For the second time since December, the Portland theater community is dealing with a tragedy involving one of its own. Keith Powell Beyland, founder and artistic director of Dramatic Repertory Company, had a stroke in late September and is receiving care at New England Rehabilitation Hospital in Portland.

While DRC’s season is on hold, friends of Beyland who are actors, directors and designers are planning to read the plays he had selected for the season to help raise money for his medical bills. They’ve also begun a fundraising site. As of Thursday evening, almost $11,000 of the $75,000 goal had been pledged.

About 30 people gathered Monday night to film a message for Beyland. “We can’t do anything directly for Keith, but we felt we had to do something,” said set designer and photographer Craig Robinson. “We want to support Keith and his family and let them know we’re thinking of him.”

Vanessa Winfield Beyland said her husband is improving. He suffered a stroke while at home in Portland in the early afternoon of Sept. 26. She and the couple’s 4-year-old daughter, Keely, found Beyland, who is 43, on the floor when they returned home at 1:30 p.m.

Initially, Keely thought her father was teasing, as he often does. “We thought he was being dramatic,” Vanessa Beyland said. “I thought he was kidding around. It’s not unusual to find him laying on the floor. Keely will run up and tickle him, and then he’ll jump up and grab her.”

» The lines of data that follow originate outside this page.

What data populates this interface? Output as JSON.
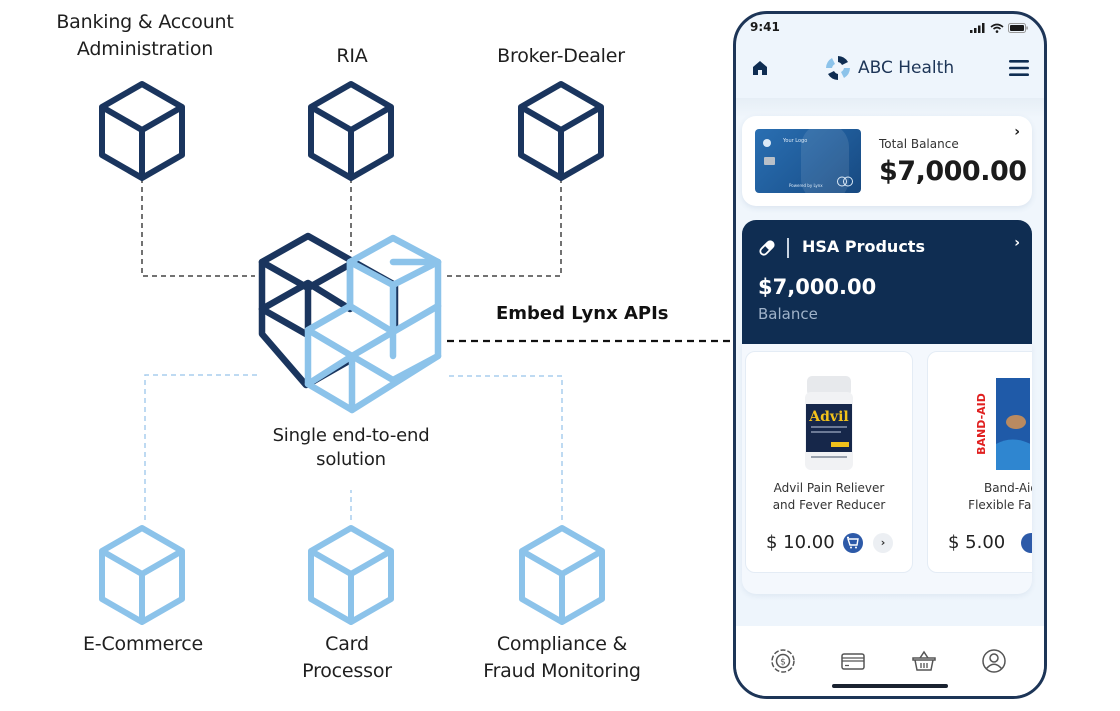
{
  "diagram": {
    "top_nodes": [
      {
        "label_lines": [
          "Banking & Account",
          "Administration"
        ]
      },
      {
        "label_lines": [
          "RIA"
        ]
      },
      {
        "label_lines": [
          "Broker-Dealer"
        ]
      }
    ],
    "center": {
      "label_lines": [
        "Single end-to-end",
        "solution"
      ]
    },
    "bottom_nodes": [
      {
        "label_lines": [
          "E-Commerce"
        ]
      },
      {
        "label_lines": [
          "Card",
          "Processor"
        ]
      },
      {
        "label_lines": [
          "Compliance &",
          "Fraud Monitoring"
        ]
      }
    ],
    "connector_label": "Embed Lynx APIs",
    "colors": {
      "dark": "#1a355e",
      "light": "#8cc3ea",
      "dark_line": "#444444",
      "light_line": "#a8cdee"
    }
  },
  "phone": {
    "status": {
      "time": "9:41"
    },
    "header": {
      "brand": "ABC Health",
      "home_icon": "home-icon",
      "menu_icon": "hamburger-menu-icon"
    },
    "total_balance": {
      "label": "Total Balance",
      "value": "$7,000.00",
      "card": {
        "logo_text": "Your Logo",
        "powered_text": "Powered by Lynx"
      }
    },
    "hsa": {
      "title": "HSA Products",
      "value": "$7,000.00",
      "subtitle": "Balance"
    },
    "products": [
      {
        "name_lines": [
          "Advil Pain Reliever",
          "and Fever Reducer"
        ],
        "price": "$ 10.00",
        "image": "advil-bottle",
        "brand_text": "Advil"
      },
      {
        "name_lines": [
          "Band-Aid",
          "Flexible Fabric"
        ],
        "price": "$ 5.00",
        "image": "band-aid-box",
        "brand_text": "BAND-AID"
      }
    ],
    "tabs": [
      {
        "icon": "dollar-coin-icon"
      },
      {
        "icon": "credit-card-icon"
      },
      {
        "icon": "basket-icon"
      },
      {
        "icon": "profile-icon"
      }
    ]
  },
  "colors": {
    "navy": "#0f2d52",
    "brand": "#1d3557",
    "accent": "#2d5aa8",
    "light_blue": "#8cc3ea"
  }
}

It quickly became apparent something was wrong, and Vanessa Beyland called 911.

Doctors at Maine Medical Center performed surgery to remove a blood clot from his brain. He was transferred to New England Rehab on Oct. 8.

Vanessa Beyland said her husband is doing well. The stroke was on the left side of his body, which affected motor skills on the right. He has regained some function of his right leg. His right arm has been slower to respond, and he has not regained his speech. He seems to understand what people are saying to him, his wife said.

“He recognizes us, and we can talk to him. He seems to respond appropriately,” she said. “There are a lot of things he wants to tell you, but he just doesn’t have the ability. As a lover of language and communication, it’s frustrating for him. Words are so important to Keith. He loves to see them on the page and to read them.”

Last December, American Irish Repertory Ensemble co-founders Tony and Susan Reilly were involved in an auto accident on the Massachusetts Turnpike while driving to New Jersey for the Christmas holiday. Susan Reilly died in the crash, and her husband lost a leg. He was in a coma several weeks.

After months of recovering and therapy, he returned to his home in South Portland in May and has begun acting again. He is appearing in the current production of “Dancing at Lughnasa” at Portland Stage. He participated in Monday’s video greeting.

“We had a big, long hug,” Vanessa Beyland said of Reilly. “I am so impressed with Tony’s recuperation and perseverance. That is a motivating factor for Keith. We just watched a friend go through the worst thing you can imagine and come out on the other side.”

The response of the whole theater community has been uplifting, she said.

“I think the two things that will get Keith through this are his daughter, No. 1, and his love for the Portland theater community and his friends. People are not just telling Keith, ‘We hope you get well.’ They are saying, ‘We need your voice back in our community. We need what you do.’ That is a very different statement than, ‘We hope you are feeling better.'”

Dramatic Rep is known for producing sharp, challenging contemporary plays, most of which have not been staged north of Boston.

“We all love Keith,” actor Peter Brown said. “We all adore Keith. He is such a vital part of our community.”

Brown has organized three nights of readings of plays that DRC has on the schedule this season: “Quills,” “Venus in Fur” and “Cock.” The readings will be Nov. 5-7 at the studio theater at Portland Stage Company, where DRC was scheduled to open its season Nov. 6 with “Cock.”